EXTRACTED INFORMATION START

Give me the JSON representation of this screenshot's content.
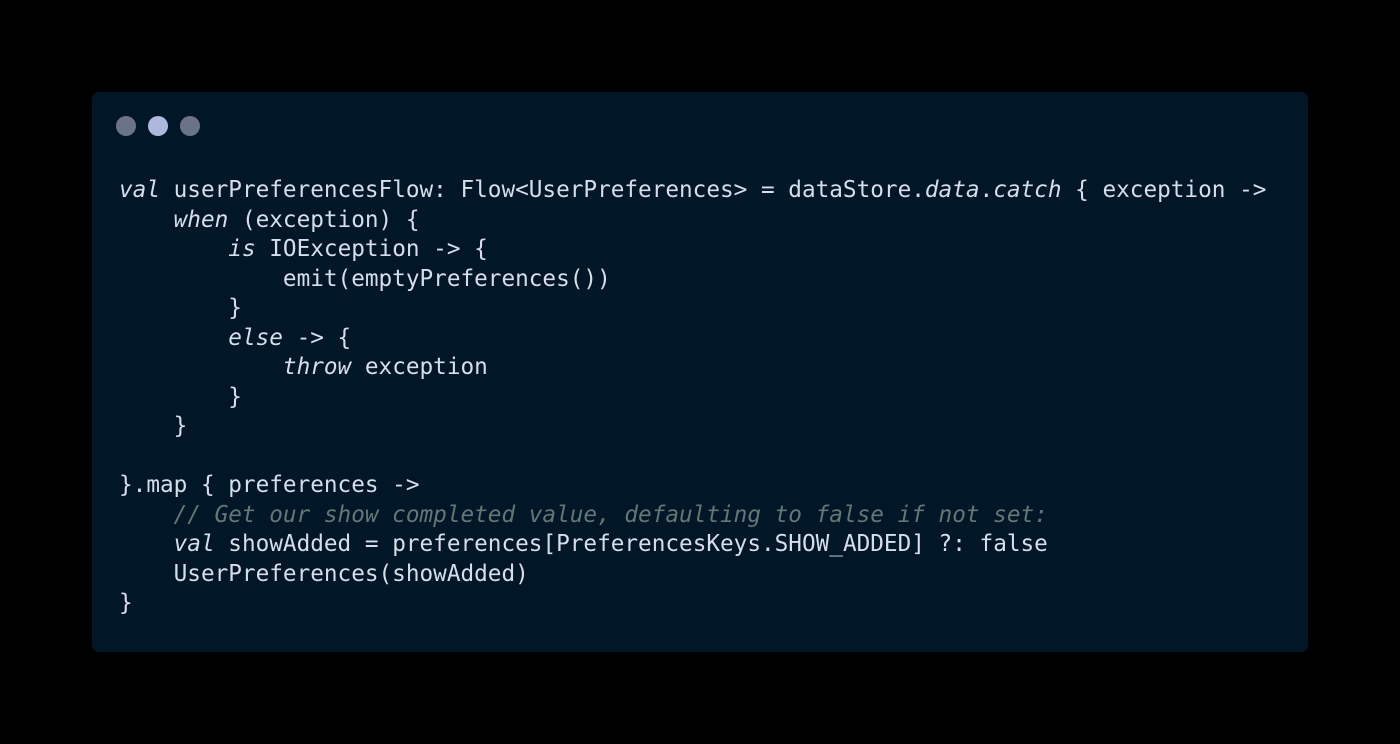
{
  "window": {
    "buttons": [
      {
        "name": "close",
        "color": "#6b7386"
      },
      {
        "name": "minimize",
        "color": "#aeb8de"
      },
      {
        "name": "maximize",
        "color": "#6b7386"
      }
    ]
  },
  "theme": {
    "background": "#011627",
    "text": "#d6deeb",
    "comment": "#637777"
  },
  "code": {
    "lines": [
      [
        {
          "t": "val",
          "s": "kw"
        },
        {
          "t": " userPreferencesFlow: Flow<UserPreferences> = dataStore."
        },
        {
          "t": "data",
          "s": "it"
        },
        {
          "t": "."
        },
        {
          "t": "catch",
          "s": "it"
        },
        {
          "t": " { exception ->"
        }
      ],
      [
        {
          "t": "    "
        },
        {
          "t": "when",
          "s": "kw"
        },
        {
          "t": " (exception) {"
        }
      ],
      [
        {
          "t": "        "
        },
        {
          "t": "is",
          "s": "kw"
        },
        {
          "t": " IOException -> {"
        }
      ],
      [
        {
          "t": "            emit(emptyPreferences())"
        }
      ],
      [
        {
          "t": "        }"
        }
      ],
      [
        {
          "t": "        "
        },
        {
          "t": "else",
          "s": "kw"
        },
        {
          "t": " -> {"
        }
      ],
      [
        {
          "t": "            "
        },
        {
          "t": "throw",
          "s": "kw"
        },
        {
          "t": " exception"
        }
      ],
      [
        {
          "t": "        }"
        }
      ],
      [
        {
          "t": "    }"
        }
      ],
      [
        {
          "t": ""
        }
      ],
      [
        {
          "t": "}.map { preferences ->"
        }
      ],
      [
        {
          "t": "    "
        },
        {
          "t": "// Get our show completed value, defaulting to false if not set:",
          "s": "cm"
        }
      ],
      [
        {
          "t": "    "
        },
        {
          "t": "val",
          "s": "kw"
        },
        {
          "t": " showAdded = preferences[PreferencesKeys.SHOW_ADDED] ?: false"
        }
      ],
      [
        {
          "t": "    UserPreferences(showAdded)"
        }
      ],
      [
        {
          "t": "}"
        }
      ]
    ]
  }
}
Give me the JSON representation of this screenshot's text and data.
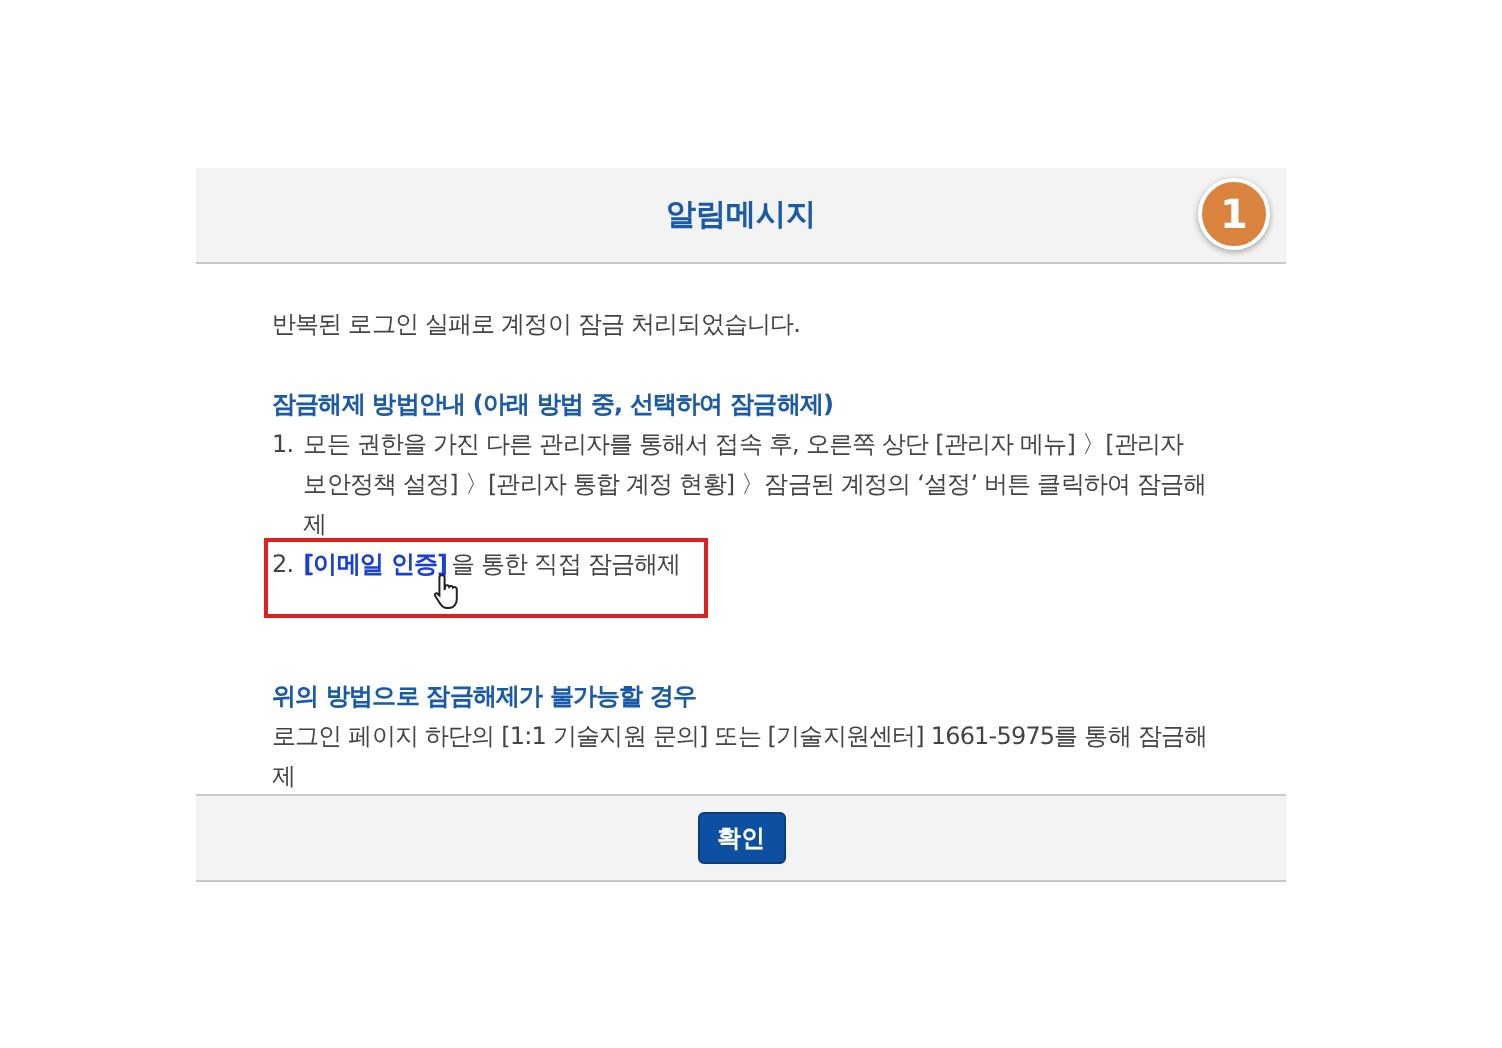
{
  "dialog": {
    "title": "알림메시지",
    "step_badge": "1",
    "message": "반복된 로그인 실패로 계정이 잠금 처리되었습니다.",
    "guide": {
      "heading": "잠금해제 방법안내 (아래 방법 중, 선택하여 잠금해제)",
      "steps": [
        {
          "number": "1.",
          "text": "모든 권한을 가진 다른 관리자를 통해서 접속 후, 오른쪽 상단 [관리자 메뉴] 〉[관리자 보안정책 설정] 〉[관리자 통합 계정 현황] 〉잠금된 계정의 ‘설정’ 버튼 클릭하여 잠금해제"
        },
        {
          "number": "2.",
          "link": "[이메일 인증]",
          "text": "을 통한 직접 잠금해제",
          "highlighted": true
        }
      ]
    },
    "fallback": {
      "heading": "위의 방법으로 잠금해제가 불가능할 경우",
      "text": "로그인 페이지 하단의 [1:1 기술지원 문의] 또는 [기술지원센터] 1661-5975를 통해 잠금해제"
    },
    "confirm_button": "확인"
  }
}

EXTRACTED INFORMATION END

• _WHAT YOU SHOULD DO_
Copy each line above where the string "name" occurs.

• _COMPLETED EXERCISE_
        "name": "close",
        "name": "minimize",
        "name": "maximize",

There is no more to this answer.